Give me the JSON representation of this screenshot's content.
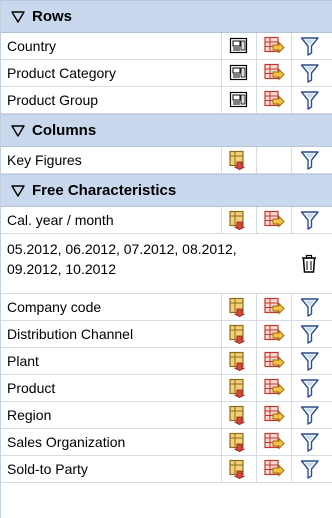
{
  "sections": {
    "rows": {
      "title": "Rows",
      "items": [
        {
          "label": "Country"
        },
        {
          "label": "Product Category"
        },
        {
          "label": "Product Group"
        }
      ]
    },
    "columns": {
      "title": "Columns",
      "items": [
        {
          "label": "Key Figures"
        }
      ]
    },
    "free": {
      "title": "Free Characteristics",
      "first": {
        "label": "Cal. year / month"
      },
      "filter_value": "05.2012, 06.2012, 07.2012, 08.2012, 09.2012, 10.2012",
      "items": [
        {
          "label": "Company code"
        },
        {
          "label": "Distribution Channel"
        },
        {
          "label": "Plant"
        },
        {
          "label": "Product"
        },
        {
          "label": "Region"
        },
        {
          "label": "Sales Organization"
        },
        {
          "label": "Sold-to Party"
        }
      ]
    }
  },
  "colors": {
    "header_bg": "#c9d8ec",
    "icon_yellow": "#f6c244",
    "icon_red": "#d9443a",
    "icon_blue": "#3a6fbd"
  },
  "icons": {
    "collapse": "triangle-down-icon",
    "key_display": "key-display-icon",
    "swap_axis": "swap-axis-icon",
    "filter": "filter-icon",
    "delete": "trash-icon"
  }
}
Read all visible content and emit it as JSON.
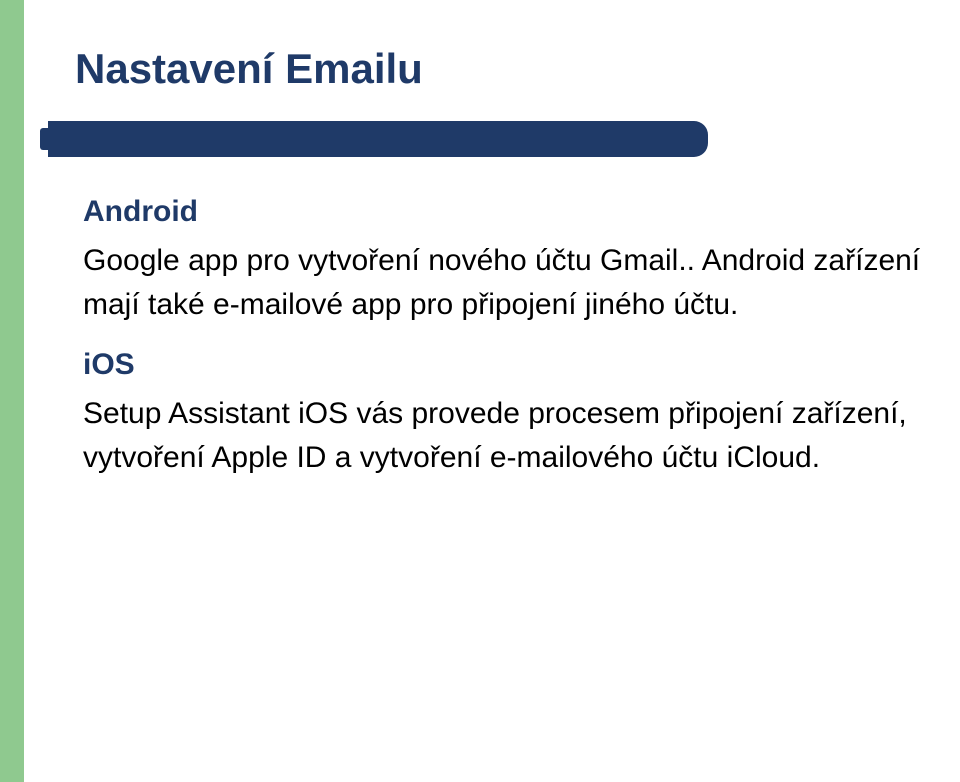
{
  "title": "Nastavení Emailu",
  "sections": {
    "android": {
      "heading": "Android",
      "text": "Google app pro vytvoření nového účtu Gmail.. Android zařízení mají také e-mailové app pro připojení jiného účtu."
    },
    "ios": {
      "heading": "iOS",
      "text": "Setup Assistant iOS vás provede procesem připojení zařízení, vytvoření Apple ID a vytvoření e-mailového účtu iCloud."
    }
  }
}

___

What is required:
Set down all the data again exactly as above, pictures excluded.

Exercise output:
Give me the JSON representation of this screenshot's content.
{
  "sections": {
    "rows": {
      "title": "Rows",
      "items": [
        {
          "label": "Country"
        },
        {
          "label": "Product Category"
        },
        {
          "label": "Product Group"
        }
      ]
    },
    "columns": {
      "title": "Columns",
      "items": [
        {
          "label": "Key Figures"
        }
      ]
    },
    "free": {
      "title": "Free Characteristics",
      "first": {
        "label": "Cal. year / month"
      },
      "filter_value": "05.2012, 06.2012, 07.2012, 08.2012, 09.2012, 10.2012",
      "items": [
        {
          "label": "Company code"
        },
        {
          "label": "Distribution Channel"
        },
        {
          "label": "Plant"
        },
        {
          "label": "Product"
        },
        {
          "label": "Region"
        },
        {
          "label": "Sales Organization"
        },
        {
          "label": "Sold-to Party"
        }
      ]
    }
  },
  "colors": {
    "header_bg": "#c9d8ec",
    "icon_yellow": "#f6c244",
    "icon_red": "#d9443a",
    "icon_blue": "#3a6fbd"
  },
  "icons": {
    "collapse": "triangle-down-icon",
    "key_display": "key-display-icon",
    "swap_axis": "swap-axis-icon",
    "filter": "filter-icon",
    "delete": "trash-icon"
  }
}
Read all visible content and emit it as JSON.
{
  "title": "Nastavení Emailu",
  "sections": {
    "android": {
      "heading": "Android",
      "text": "Google app pro vytvoření nového účtu Gmail.. Android zařízení mají také e-mailové app pro připojení jiného účtu."
    },
    "ios": {
      "heading": "iOS",
      "text": "Setup Assistant iOS vás provede procesem připojení zařízení, vytvoření Apple ID a vytvoření e-mailového účtu iCloud."
    }
  }
}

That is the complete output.